▸ Exercise objective
Search the entries for the word "JSON". Copy each line in which it is found.

--------

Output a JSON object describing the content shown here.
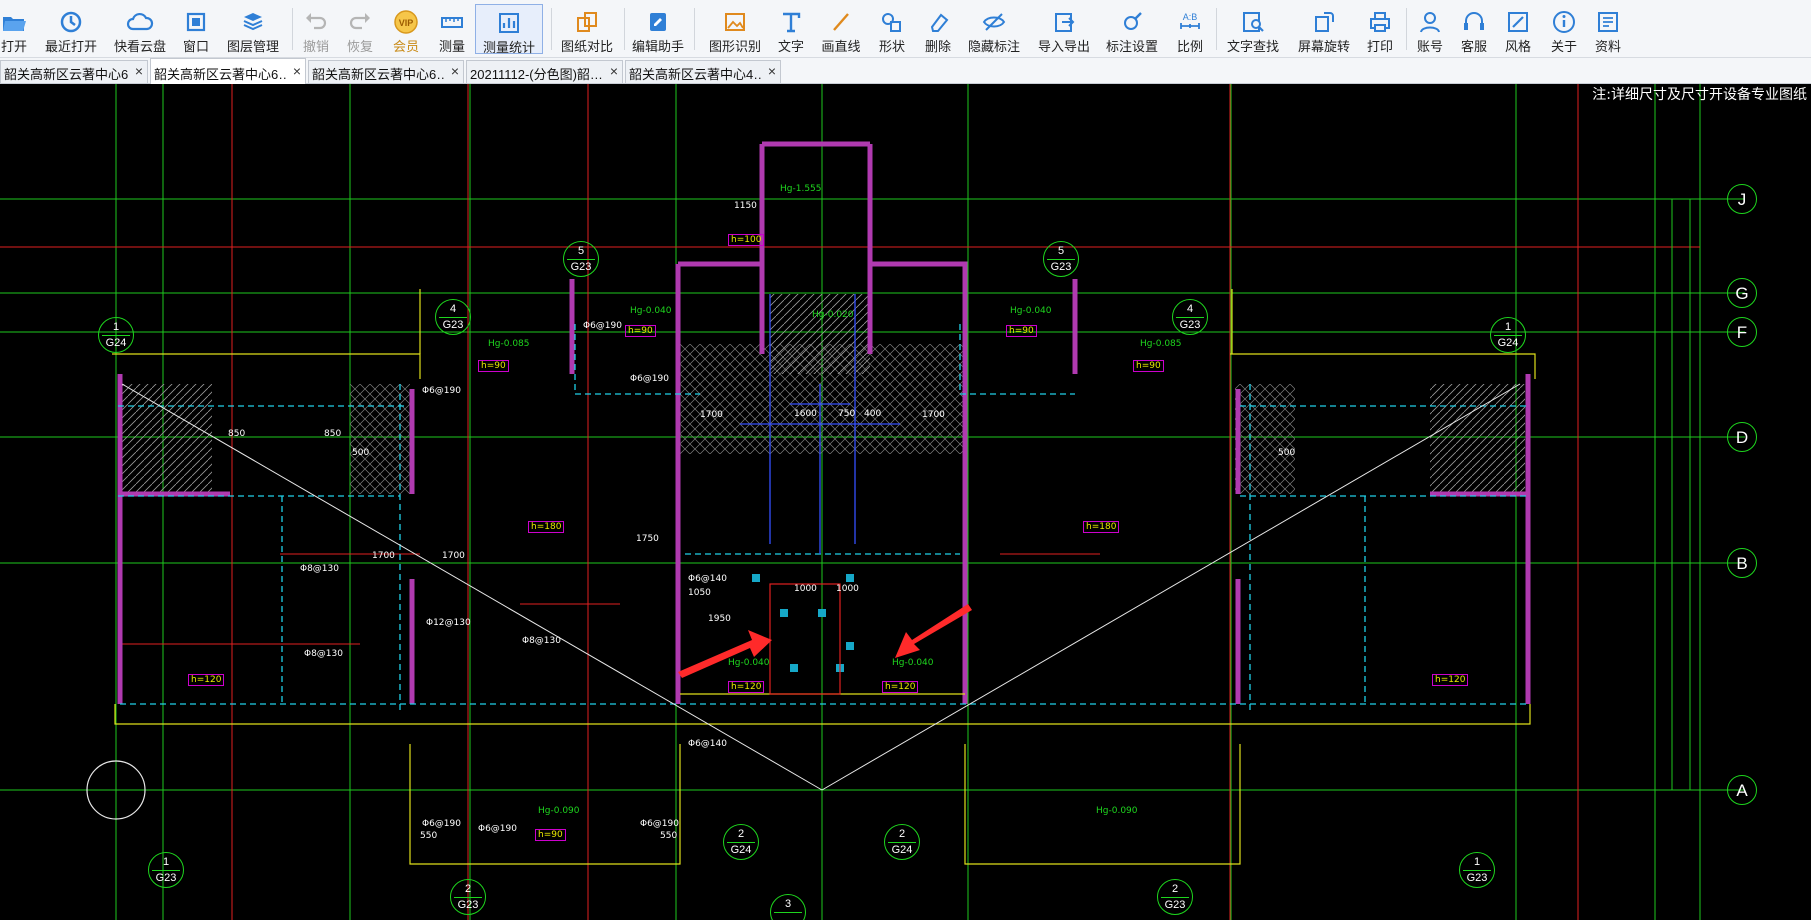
{
  "toolbar": {
    "open": "打开",
    "recent": "最近打开",
    "cloud": "快看云盘",
    "window": "窗口",
    "layers": "图层管理",
    "undo": "撤销",
    "redo": "恢复",
    "vip": "会员",
    "vip_badge": "VIP",
    "measure": "测量",
    "measure_stats": "测量统计",
    "compare": "图纸对比",
    "edit_helper": "编辑助手",
    "shape_recognize": "图形识别",
    "text": "文字",
    "draw_line": "画直线",
    "shape": "形状",
    "delete": "删除",
    "hide_annot": "隐藏标注",
    "import_export": "导入导出",
    "annot_settings": "标注设置",
    "scale": "比例",
    "text_search": "文字查找",
    "rotate": "屏幕旋转",
    "print": "打印",
    "account": "账号",
    "service": "客服",
    "style": "风格",
    "about": "关于",
    "resources": "资料"
  },
  "tabs": [
    {
      "label": "韶关高新区云著中心6…",
      "active": false
    },
    {
      "label": "韶关高新区云著中心6…",
      "active": true
    },
    {
      "label": "韶关高新区云著中心6…",
      "active": false
    },
    {
      "label": "20211112-(分色图)韶…",
      "active": false
    },
    {
      "label": "韶关高新区云著中心4…",
      "active": false
    }
  ],
  "tab_close": "×",
  "drawing": {
    "corner_note": "注:详细尺寸及尺寸开设备专业图纸",
    "axis_labels": {
      "J": "J",
      "G": "G",
      "F": "F",
      "D": "D",
      "B": "B",
      "A": "A"
    },
    "callouts": {
      "c5a": {
        "n": "5",
        "d": "G23"
      },
      "c5b": {
        "n": "5",
        "d": "G23"
      },
      "c1a": {
        "n": "1",
        "d": "G24"
      },
      "c4a": {
        "n": "4",
        "d": "G23"
      },
      "c4b": {
        "n": "4",
        "d": "G23"
      },
      "c1b": {
        "n": "1",
        "d": "G24"
      },
      "c2a": {
        "n": "2",
        "d": "G24"
      },
      "c2b": {
        "n": "2",
        "d": "G24"
      },
      "c1c": {
        "n": "1",
        "d": "G23"
      },
      "c2c": {
        "n": "2",
        "d": "G23"
      },
      "c2d": {
        "n": "2",
        "d": "G23"
      },
      "c1d": {
        "n": "1",
        "d": "G23"
      },
      "c3": {
        "n": "3",
        "d": ""
      }
    },
    "rebar": {
      "r1": "Φ6@190",
      "r2": "Φ6@190",
      "r3": "Φ6@190",
      "r4": "Φ8@130",
      "r5": "Φ12@130",
      "r6": "Φ8@130",
      "r7": "Φ8@130",
      "r8": "Φ6@140",
      "r9": "Φ6@140",
      "r10": "Φ6@190",
      "r11": "Φ6@190",
      "r12": "Φ6@190"
    },
    "slabs": {
      "h90a": "h=90",
      "h90b": "h=90",
      "h90c": "h=90",
      "h90d": "h=90",
      "h90e": "h=90",
      "h100": "h=100",
      "h120a": "h=120",
      "h120b": "h=120",
      "h120c": "h=120",
      "h120d": "h=120",
      "h180a": "h=180",
      "h180b": "h=180"
    },
    "heights": {
      "hg1": "Hg-0.040",
      "hg2": "Hg-0.040",
      "hg3": "Hg-0.085",
      "hg4": "Hg-0.085",
      "hg5": "Hg-0.040",
      "hg6": "Hg-0.040",
      "hg7": "Hg-0.090",
      "hg8": "Hg-0.090",
      "hg9": "Hg-0.020",
      "hg10": "Hg-1.555"
    },
    "dims": {
      "d1700a": "1700",
      "d1700b": "1700",
      "d1700c": "1700",
      "d1700d": "1700",
      "d850a": "850",
      "d850b": "850",
      "d1000a": "1000",
      "d1000b": "1000",
      "d1750": "1750",
      "d1950": "1950",
      "d1050": "1050",
      "d500a": "500",
      "d500b": "500",
      "d550a": "550",
      "d550b": "550",
      "d1150": "1150",
      "d1600": "1600",
      "d750": "750",
      "d400": "400"
    }
  }
}
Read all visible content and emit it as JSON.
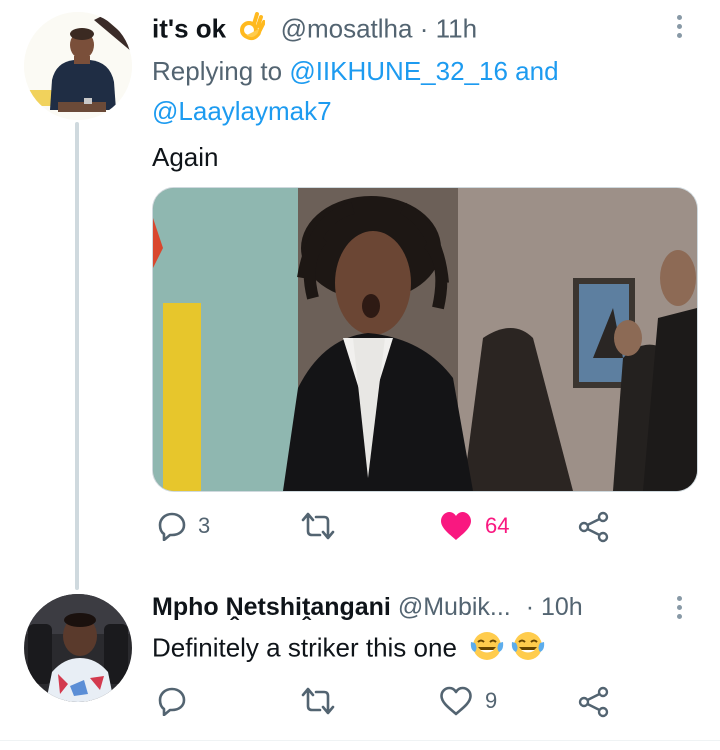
{
  "tweet1": {
    "display_name": "it's ok",
    "name_emoji": "ok-hand-icon",
    "handle": "@mosatlha",
    "separator": "·",
    "time": "11h",
    "replying_to_prefix": "Replying to",
    "reply_user1": "@IIKHUNE_32_16",
    "reply_and": "and",
    "reply_user2": "@Laaylaymak7",
    "text": "Again",
    "actions": {
      "reply_count": "3",
      "retweet_count": "",
      "like_count": "64",
      "liked": true
    }
  },
  "tweet2": {
    "display_name": "Mpho Ṋetshiṱangani",
    "handle": "@Mubik...",
    "separator": "·",
    "time": "10h",
    "text": "Definitely a striker this one",
    "text_emoji": [
      "face-with-tears-of-joy-icon",
      "face-with-tears-of-joy-icon"
    ],
    "actions": {
      "reply_count": "",
      "retweet_count": "",
      "like_count": "9",
      "liked": false
    }
  },
  "colors": {
    "link": "#1d9bf0",
    "muted": "#536471",
    "like_active": "#f91880",
    "thread_line": "#cfd9de"
  }
}
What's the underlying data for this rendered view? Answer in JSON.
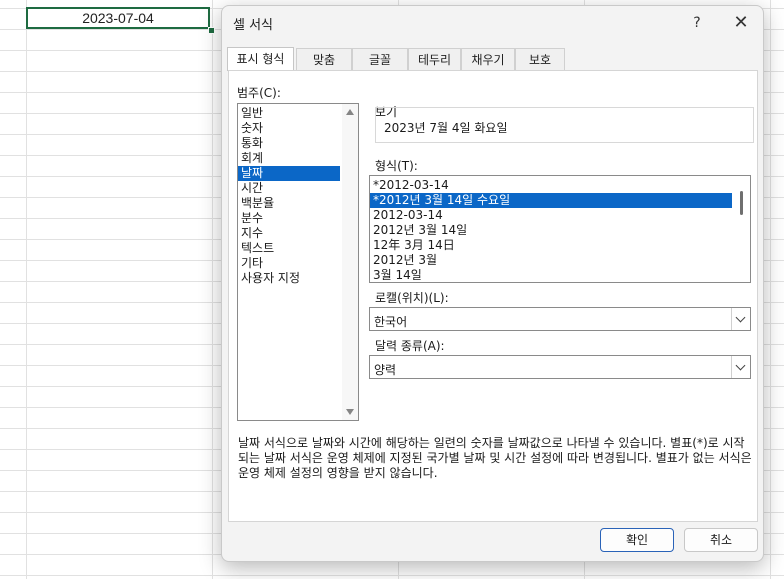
{
  "sheet": {
    "active_cell_value": "2023-07-04"
  },
  "dialog": {
    "title": "셀 서식",
    "help_glyph": "?",
    "close_glyph": "✕",
    "tabs": [
      {
        "label": "표시 형식",
        "active": true
      },
      {
        "label": "맞춤",
        "active": false
      },
      {
        "label": "글꼴",
        "active": false
      },
      {
        "label": "테두리",
        "active": false
      },
      {
        "label": "채우기",
        "active": false
      },
      {
        "label": "보호",
        "active": false
      }
    ],
    "category_label": "범주(C):",
    "categories": [
      "일반",
      "숫자",
      "통화",
      "회계",
      "날짜",
      "시간",
      "백분율",
      "분수",
      "지수",
      "텍스트",
      "기타",
      "사용자 지정"
    ],
    "selected_category": "날짜",
    "sample_label": "보기",
    "sample_value": "2023년 7월 4일 화요일",
    "type_label": "형식(T):",
    "types": [
      "*2012-03-14",
      "*2012년 3월 14일 수요일",
      "2012-03-14",
      "2012년 3월 14일",
      "12年 3月 14日",
      "2012년 3월",
      "3월 14일"
    ],
    "selected_type": "*2012년 3월 14일 수요일",
    "locale_label": "로캘(위치)(L):",
    "locale_value": "한국어",
    "calendar_label": "달력 종류(A):",
    "calendar_value": "양력",
    "description": "날짜 서식으로 날짜와 시간에 해당하는 일련의 숫자를 날짜값으로 나타낼 수 있습니다. 별표(*)로 시작되는 날짜 서식은 운영 체제에 지정된 국가별 날짜 및 시간 설정에 따라 변경됩니다. 별표가 없는 서식은 운영 체제 설정의 영향을 받지 않습니다.",
    "ok_label": "확인",
    "cancel_label": "취소"
  },
  "colors": {
    "selection": "#0b67c7",
    "cell_border": "#1e6b41",
    "primary_border": "#2a63b8"
  }
}
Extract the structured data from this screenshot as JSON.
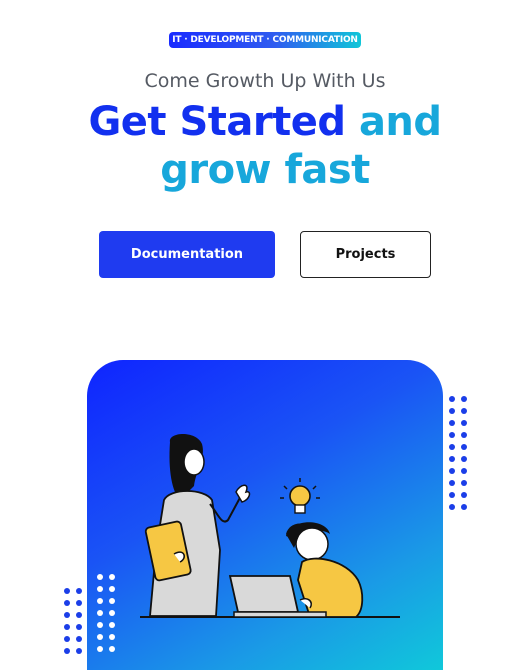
{
  "hero": {
    "badge": "IT · DEVELOPMENT · COMMUNICATION",
    "subtitle": "Come Growth Up With Us",
    "headline_part1": "Get Started",
    "headline_part2": "and",
    "headline_line2": "grow fast"
  },
  "actions": {
    "primary_label": "Documentation",
    "secondary_label": "Projects"
  },
  "colors": {
    "brand_blue": "#1230ef",
    "accent_cyan": "#17a7db",
    "button_blue": "#1f3bf0"
  },
  "icons": [
    "lightbulb-icon"
  ]
}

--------

▸ Written solution
Output a JSON object describing the content shown here.
Read all visible content and emit it as JSON.
What's the underlying data for this rendered view? Answer in JSON.
Extract the structured data from this screenshot as JSON.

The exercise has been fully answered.